More News–and War Food News!

So, this summer has clearly gotten away from me. Due to impending space limitations, I was working on moving the blog to a new site, hosted by the library. That came with some delays and the new blog isn’t ready to go yet. Then, as I mentioned in June, we moved to some new systems in May. As usual, things got done, but not the things I intended. Then suddenly, it was the first week of class. As a matter of fact, I just taught my first session of the semester to a food history class! Which then reminded me I need to get back to blogging (it’s also my week to post on Special Collections’ other blog!). There’s still space for more pictures here, though, and I’ll be doing my best to get back into routine while I sort out other details for the new blog site in the background. So, a couple more updates and then a new item to share!

First: We have a new website! Our address is still, but you may notice an updated look. We are still working on many parts of the site and expect to be migrating some content for a while yet–either to the site or other tools we have in Special Collections. We appreciate your patience while we do so–it may mean some things are a little harder to find, but it will be worth it in the end! In the interim, if you’re looking for something, contact us and ask! We’re here to help.

Second: Colleagues are trying to plant dangerous ideas in my mind and I may be exploring a new medium to talk about one or two aspects of food history in the near future. Stay tuned for more on that.

Third: There’s going to a Peacock Harper Culinary History Friends Committee event here at Newman Library in October. More information will be forthcoming, but for now, consider marking your calendars for Friday, October 4th, at 5pm, especially if you like tomatoes!

Okay, on to new stuff!

Ta-da! Earlier this summer, we purchased this poster (close ups coming). It’s a World War I baker recruitment poster, c.1917:

Wanted! 500 Bakers for the U. S. Army (also 100 cooks) If you can bake bread Uncle Same wants you–if you can’t bake bread, Uncle Sam will teach you how in a Government School. A bakery company consists of 61 men so that you and your “pals” can join the same unit and bake and break bread together. Enlist for the war-bakers pay $33 to $45 per month Ages 18 to 45 Cooks pay $36 per month with clothing, food, quarters and medical attention.

We haven’t done a lot of research into this item just yet, but I love the visuals of it and wanted to share. We had a World War I and food exhibit up in the spring and this seems a good continuation of that theme. (And I was just talking about food and wartime in the class session earlier!)

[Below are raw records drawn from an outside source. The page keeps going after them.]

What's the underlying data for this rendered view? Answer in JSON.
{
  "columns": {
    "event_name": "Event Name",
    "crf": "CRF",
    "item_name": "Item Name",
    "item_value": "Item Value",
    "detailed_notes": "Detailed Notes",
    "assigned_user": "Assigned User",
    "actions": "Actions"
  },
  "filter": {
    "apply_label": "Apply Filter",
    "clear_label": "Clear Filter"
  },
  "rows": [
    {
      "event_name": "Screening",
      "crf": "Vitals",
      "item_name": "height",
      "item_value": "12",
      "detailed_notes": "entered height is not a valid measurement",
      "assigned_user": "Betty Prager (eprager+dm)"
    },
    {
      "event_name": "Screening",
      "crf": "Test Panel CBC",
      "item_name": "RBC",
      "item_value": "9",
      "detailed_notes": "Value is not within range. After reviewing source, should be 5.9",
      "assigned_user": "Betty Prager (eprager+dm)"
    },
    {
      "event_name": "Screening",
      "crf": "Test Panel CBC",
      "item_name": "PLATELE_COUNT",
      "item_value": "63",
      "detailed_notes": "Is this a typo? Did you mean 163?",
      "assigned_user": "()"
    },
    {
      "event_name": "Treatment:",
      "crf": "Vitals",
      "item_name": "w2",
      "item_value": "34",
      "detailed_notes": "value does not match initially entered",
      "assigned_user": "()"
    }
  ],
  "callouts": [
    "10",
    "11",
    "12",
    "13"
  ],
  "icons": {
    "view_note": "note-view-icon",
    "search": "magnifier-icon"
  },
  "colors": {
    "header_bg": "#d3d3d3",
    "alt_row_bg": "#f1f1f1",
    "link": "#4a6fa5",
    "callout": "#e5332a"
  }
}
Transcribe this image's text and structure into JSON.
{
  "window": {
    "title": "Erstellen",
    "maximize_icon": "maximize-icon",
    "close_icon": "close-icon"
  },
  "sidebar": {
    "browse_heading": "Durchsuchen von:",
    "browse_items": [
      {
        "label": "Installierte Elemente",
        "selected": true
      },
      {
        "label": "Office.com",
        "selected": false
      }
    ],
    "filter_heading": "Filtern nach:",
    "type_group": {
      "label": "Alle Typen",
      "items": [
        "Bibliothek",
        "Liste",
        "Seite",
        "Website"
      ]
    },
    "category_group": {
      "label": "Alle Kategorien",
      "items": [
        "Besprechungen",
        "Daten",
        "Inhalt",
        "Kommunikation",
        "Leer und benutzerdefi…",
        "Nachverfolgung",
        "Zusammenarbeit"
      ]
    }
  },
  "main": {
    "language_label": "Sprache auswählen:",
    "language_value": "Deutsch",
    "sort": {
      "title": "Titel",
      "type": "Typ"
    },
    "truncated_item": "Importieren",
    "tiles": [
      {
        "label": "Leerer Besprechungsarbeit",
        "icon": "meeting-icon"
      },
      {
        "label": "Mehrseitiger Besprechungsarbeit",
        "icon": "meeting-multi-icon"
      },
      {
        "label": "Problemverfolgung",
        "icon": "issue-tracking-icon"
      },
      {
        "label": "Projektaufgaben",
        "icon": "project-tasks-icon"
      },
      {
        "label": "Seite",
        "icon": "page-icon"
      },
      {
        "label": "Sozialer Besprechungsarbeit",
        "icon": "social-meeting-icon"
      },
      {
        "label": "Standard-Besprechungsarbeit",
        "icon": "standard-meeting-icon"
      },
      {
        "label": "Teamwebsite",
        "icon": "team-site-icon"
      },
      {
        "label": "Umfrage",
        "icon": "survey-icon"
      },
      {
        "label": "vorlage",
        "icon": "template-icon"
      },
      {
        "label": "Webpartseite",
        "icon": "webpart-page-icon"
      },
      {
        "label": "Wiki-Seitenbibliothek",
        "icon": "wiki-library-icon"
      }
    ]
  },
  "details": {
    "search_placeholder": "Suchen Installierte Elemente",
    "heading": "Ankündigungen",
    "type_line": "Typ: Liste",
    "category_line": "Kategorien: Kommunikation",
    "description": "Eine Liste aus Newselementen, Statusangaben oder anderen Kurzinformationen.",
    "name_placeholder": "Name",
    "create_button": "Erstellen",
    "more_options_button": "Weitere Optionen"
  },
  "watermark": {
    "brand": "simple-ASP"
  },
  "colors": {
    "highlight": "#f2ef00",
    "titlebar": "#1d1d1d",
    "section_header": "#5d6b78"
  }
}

Food Blog Round-Up

It’s your loyal archivist/blogger Kira here. I’m out of the office for part of the week, so I’m going to cheat on this week’s post.  Rather than feature an item from the collection (don’t worry, we’ll be back to normal next week!), I thought I’d do a quick blog round-up.  Because when I’m not working or writing blog posts, I’m reading them. Some blogs I follow are news related, some culture related, and some are just plain fun. There are lots of individuals interested in food culture and history who find creative ways to blog on the internet. So, if you’re looking for a one-time read, or a new blog to follow, here are a few from my feed reader you might want to check out:

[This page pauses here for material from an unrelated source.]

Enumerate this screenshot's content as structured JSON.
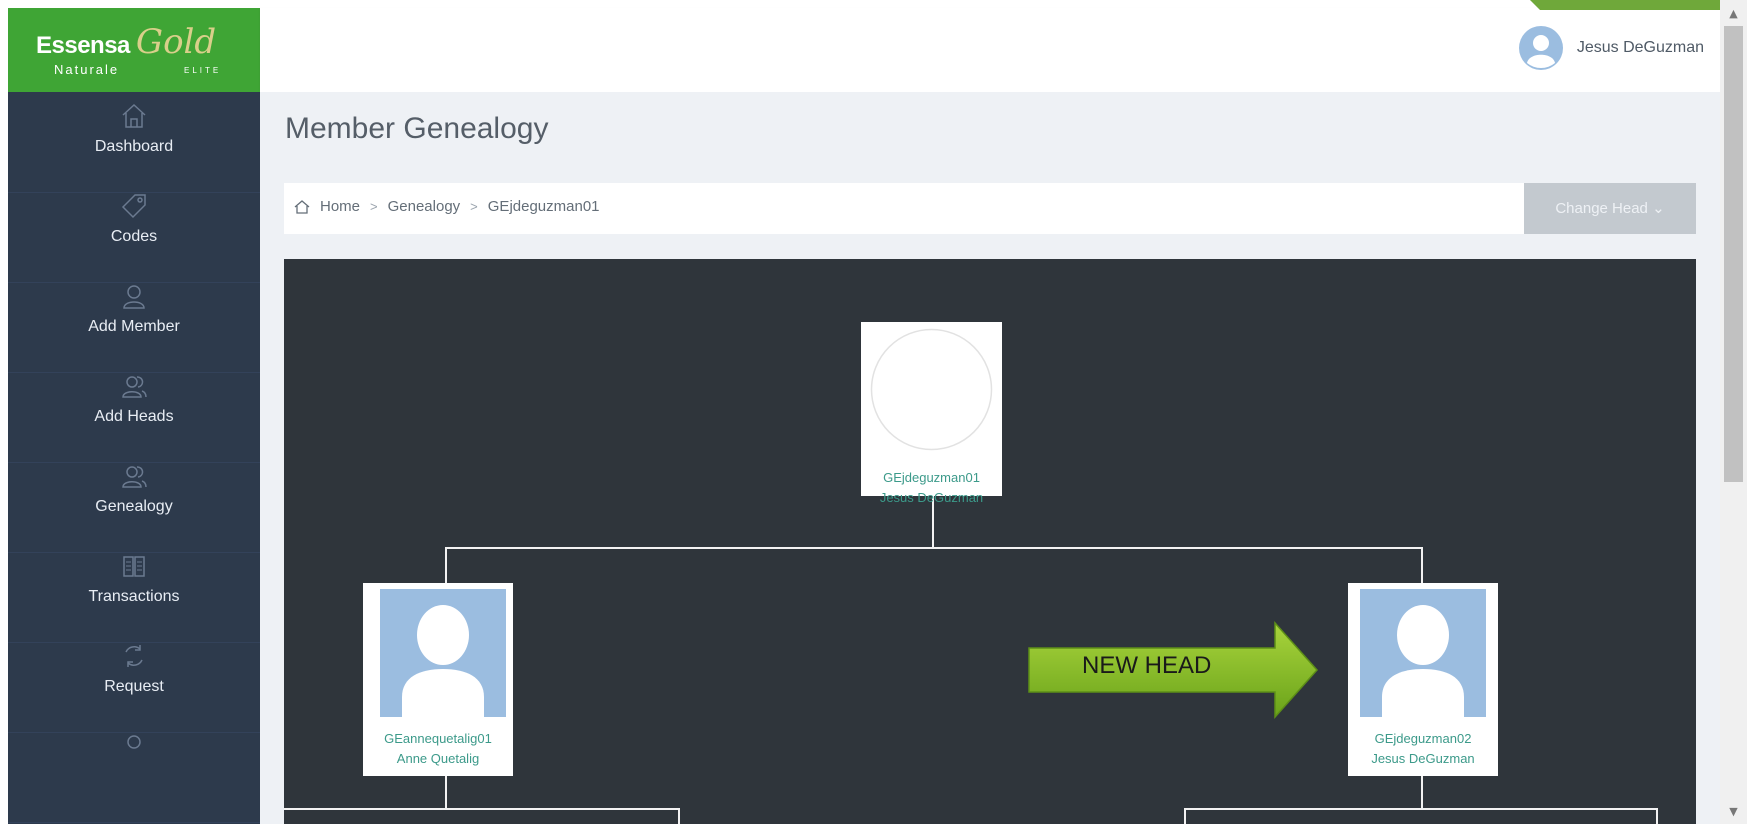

  • NPR’s food blog, The Salt, mixes food news, food culture, and usually, on Mondays, some pretty hilarious mockery of sandwiches (I can relate!).
  • Interested in Southern food culture? The Southern Foodways Alliance blog focuses on food projects, people, trends, and events.
  • We aren’t the only library with a food blog either! La Cocina Historica focuses on the Mexican Cookbook Collection at the University of Texas at San Antonio.
  • Food as a Lens is the work of a history/foodways professor who writes about food traditions from around the country.
  • 1972: The Retro WW Experiment. Retro Mimi recreates 1970s Weight Watchers recipes in her own kitchen and shares her adventures along the way. Some of what she makes might look VERY familiar to recipes you’ve seen here!
  • The Mid-Century Menu. Blogger Retro Ruth has a project that makes me wish for more time in the day! Each Wednesday, she posts her experiences making a mid-20th century recipe at home. On Fridays, she’s now testing out vintage cocktail recipes, too.

These are just a few examples. There are many, many more food blogs out there and you can find them with the click of a mouse. If you follow a food blog you think I should know about, leave a note in the comments below! I’m always on the lookout for a new read.

Happy reading!